Last night I went to see my friend Peter Alvaro give a talk based on Joseph Halpern's paper "Using Reasoning about Knowledge to Analyze Distributed Systems". There were various interesting aspects of Peter's talk, but I keep coming back to one of his closing points, "There are deep connections between semantic structures and system behavior." He followed this up with a comment which I paraphrased in my notes as "Pick a logic and find a rich correspondence between it and something in the real world."
As some of you reading this well know, PL researchers like, say, Frank Pfenning have made a tremendously fruitful career out of doing exactly that. It's not a new idea. The part that is interesting and novel to me is that, this time, the person suggesting it is not someone I would pigeonhole as a PL researcher. That's important, because I think it's easy for beginning PL researchers like me to walk around self-importantly thinking that we are the only ones who think this way. But we're just not.
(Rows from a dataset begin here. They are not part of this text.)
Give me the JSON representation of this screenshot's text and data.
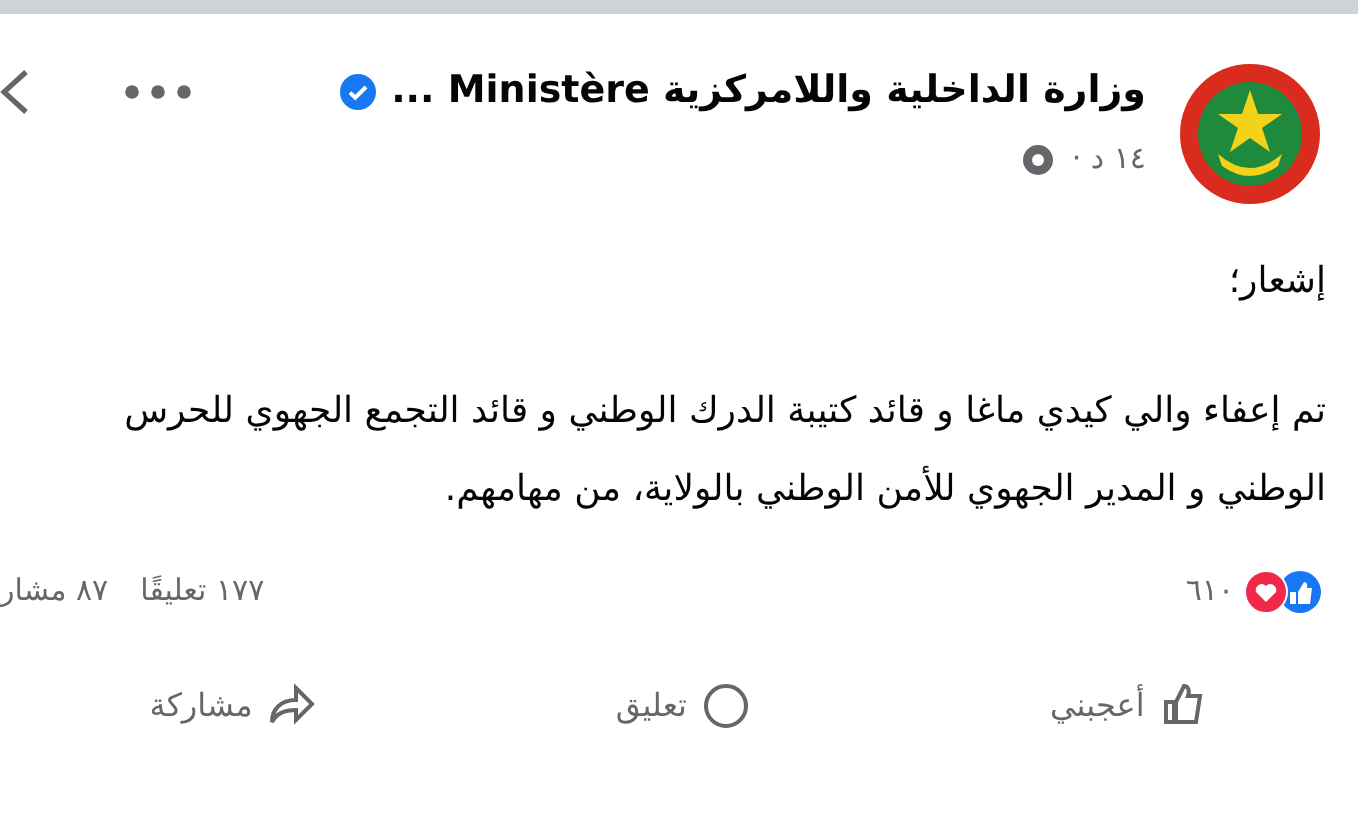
{
  "post": {
    "author": "وزارة الداخلية واللامركزية Ministère ...",
    "verified": true,
    "time": "١٤ د ·",
    "paragraphs": [
      "إشعار؛",
      "تم إعفاء والي كيدي ماغا و قائد كتيبة الدرك الوطني و قائد التجمع الجهوي للحرس الوطني و المدير الجهوي للأمن الوطني بالولاية، من مهامهم."
    ],
    "reactions_count": "٦١٠",
    "comments_count": "١٧٧ تعليقًا",
    "shares_count": "٨٧ مشار"
  },
  "actions": [
    {
      "kind": "like",
      "label": "أعجبني"
    },
    {
      "kind": "comment",
      "label": "تعليق"
    },
    {
      "kind": "share",
      "label": "مشاركة"
    }
  ]
}
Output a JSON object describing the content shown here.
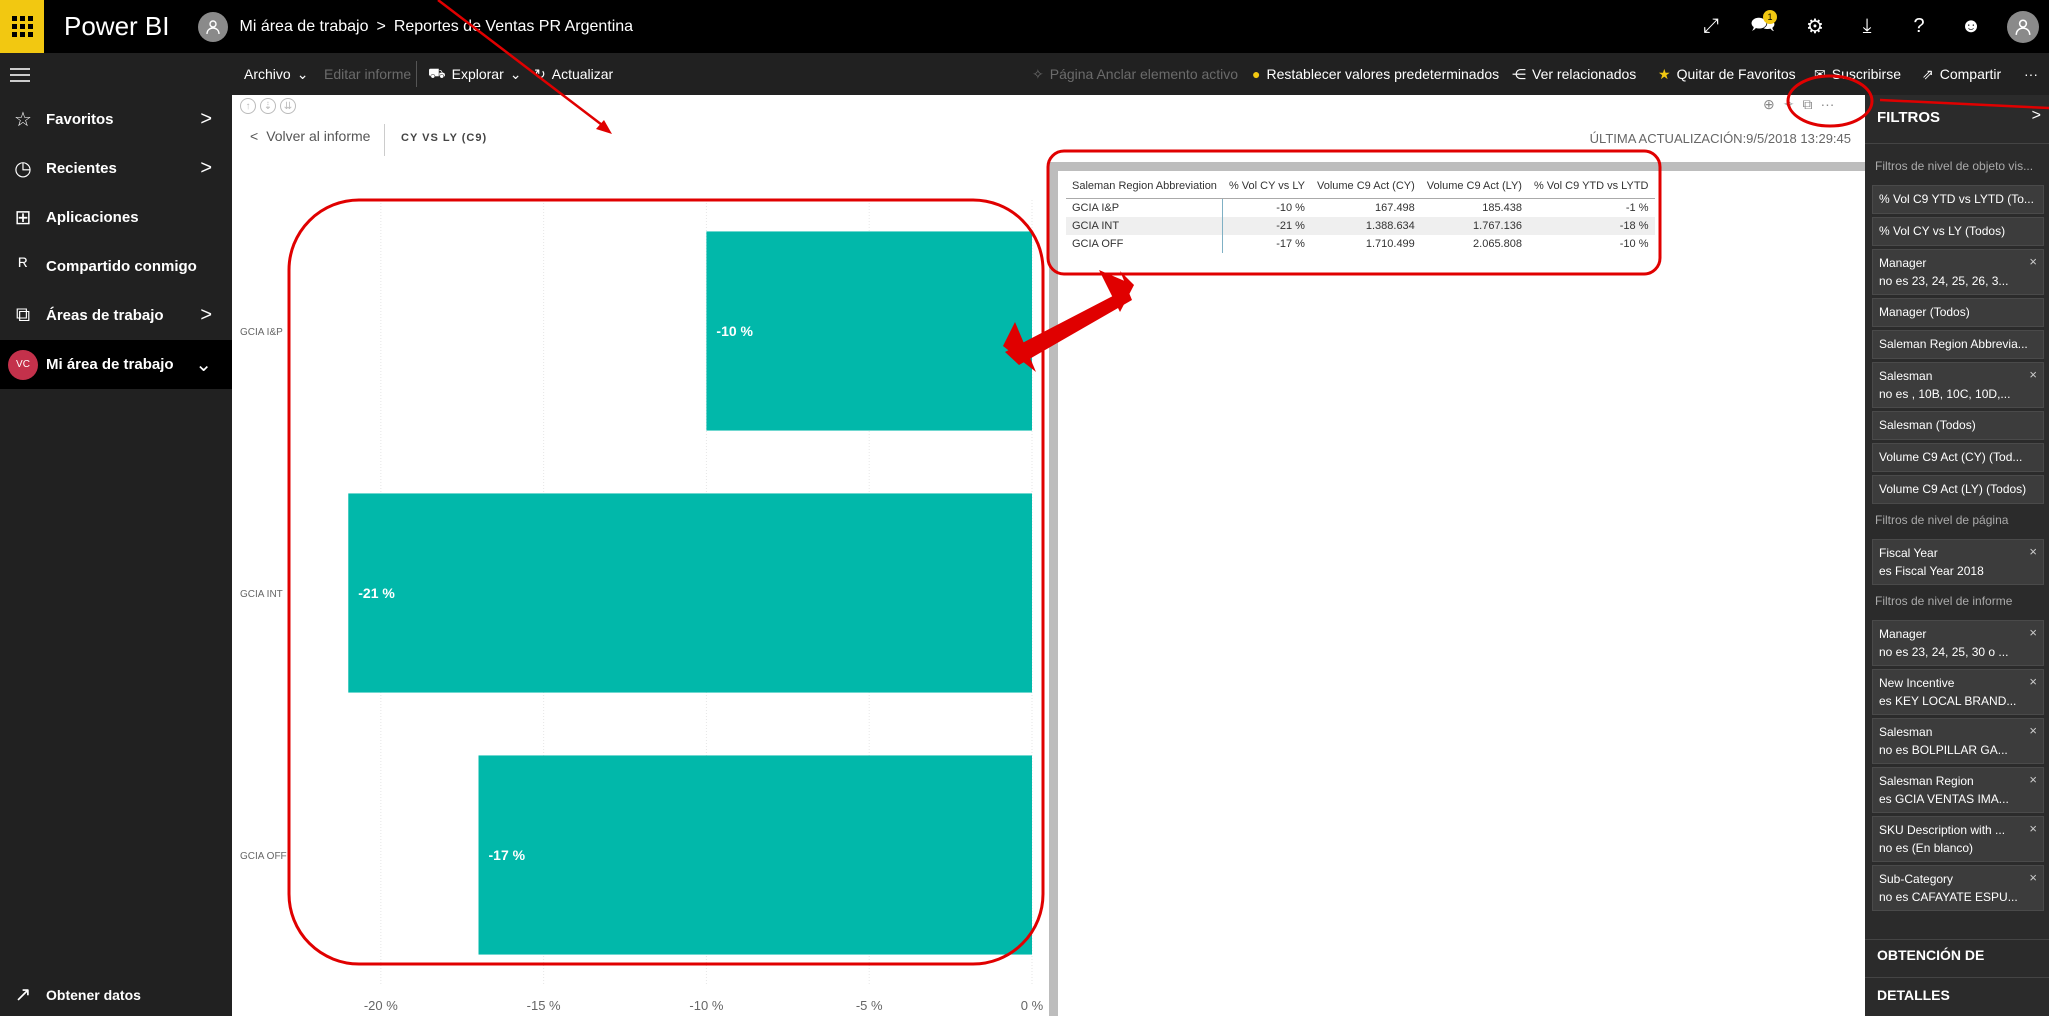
{
  "app": {
    "name": "Power BI"
  },
  "breadcrumb": {
    "workspace": "Mi área de trabajo",
    "report": "Reportes de Ventas PR Argentina"
  },
  "topbar": {
    "notification_count": "1"
  },
  "commands": {
    "archivo": "Archivo",
    "editar": "Editar informe",
    "explorar": "Explorar",
    "actualizar": "Actualizar",
    "pagina": "Página Anclar elemento activo",
    "restablecer": "Restablecer valores predeterminados",
    "ver_relacionados": "Ver relacionados",
    "quitar_favoritos": "Quitar de Favoritos",
    "suscribirse": "Suscribirse",
    "compartir": "Compartir"
  },
  "nav": {
    "items": [
      {
        "label": "Favoritos"
      },
      {
        "label": "Recientes"
      },
      {
        "label": "Aplicaciones"
      },
      {
        "label": "Compartido conmigo"
      },
      {
        "label": "Áreas de trabajo"
      },
      {
        "label": "Mi área de trabajo",
        "initials": "VC"
      }
    ],
    "get_data": "Obtener datos"
  },
  "visual": {
    "back_label": "Volver al informe",
    "title": "CY VS LY (C9)",
    "updated": "ÚLTIMA ACTUALIZACIÓN:9/5/2018 13:29:45"
  },
  "chart_data": {
    "type": "bar",
    "orientation": "horizontal",
    "categories": [
      "GCIA I&P",
      "GCIA INT",
      "GCIA OFF"
    ],
    "values": [
      -10,
      -21,
      -17
    ],
    "labels": [
      "-10 %",
      "-21 %",
      "-17 %"
    ],
    "xlim": [
      -21.5,
      0
    ],
    "xticks": [
      -20,
      -15,
      -10,
      -5,
      0
    ],
    "xtick_labels": [
      "-20 %",
      "-15 %",
      "-10 %",
      "-5 %",
      "0 %"
    ],
    "bar_color": "#01b8aa",
    "grid": true
  },
  "table": {
    "columns": [
      "Saleman Region Abbreviation",
      "% Vol CY vs LY",
      "Volume C9 Act (CY)",
      "Volume C9 Act (LY)",
      "% Vol C9 YTD vs LYTD"
    ],
    "rows": [
      [
        "GCIA I&P",
        "-10 %",
        "167.498",
        "185.438",
        "-1 %"
      ],
      [
        "GCIA INT",
        "-21 %",
        "1.388.634",
        "1.767.136",
        "-18 %"
      ],
      [
        "GCIA OFF",
        "-17 %",
        "1.710.499",
        "2.065.808",
        "-10 %"
      ]
    ]
  },
  "filters": {
    "title": "FILTROS",
    "visual_level": "Filtros de nivel de objeto vis...",
    "visual_cards": [
      {
        "name": "% Vol C9 YTD vs LYTD (To...",
        "value": ""
      },
      {
        "name": "% Vol CY vs LY (Todos)",
        "value": ""
      },
      {
        "name": "Manager",
        "value": "no es 23, 24, 25, 26, 3..."
      },
      {
        "name": "Manager (Todos)",
        "value": ""
      },
      {
        "name": "Saleman Region Abbrevia...",
        "value": ""
      },
      {
        "name": "Salesman",
        "value": "no es , 10B, 10C, 10D,..."
      },
      {
        "name": "Salesman (Todos)",
        "value": ""
      },
      {
        "name": "Volume C9 Act (CY) (Tod...",
        "value": ""
      },
      {
        "name": "Volume C9 Act (LY) (Todos)",
        "value": ""
      }
    ],
    "page_level": "Filtros de nivel de página",
    "page_cards": [
      {
        "name": "Fiscal Year",
        "value": "es Fiscal Year 2018"
      }
    ],
    "report_level": "Filtros de nivel de informe",
    "report_cards": [
      {
        "name": "Manager",
        "value": "no es 23, 24, 25, 30 o ..."
      },
      {
        "name": "New Incentive",
        "value": "es KEY LOCAL BRAND..."
      },
      {
        "name": "Salesman",
        "value": "no es BOLPILLAR GA..."
      },
      {
        "name": "Salesman Region",
        "value": "es GCIA VENTAS IMA..."
      },
      {
        "name": "SKU Description with ...",
        "value": "no es (En blanco)"
      },
      {
        "name": "Sub-Category",
        "value": "no es CAFAYATE ESPU..."
      }
    ],
    "obtencion": "OBTENCIÓN DE",
    "detalles": "DETALLES"
  },
  "colors": {
    "accent": "#f2c811",
    "bar": "#01b8aa",
    "annotation": "#e00000"
  }
}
Like petulant teenagers, we like to insist that nobody understands us, and certainly nobody at Berkeley understands us, but it's not true and we should knock that shit off.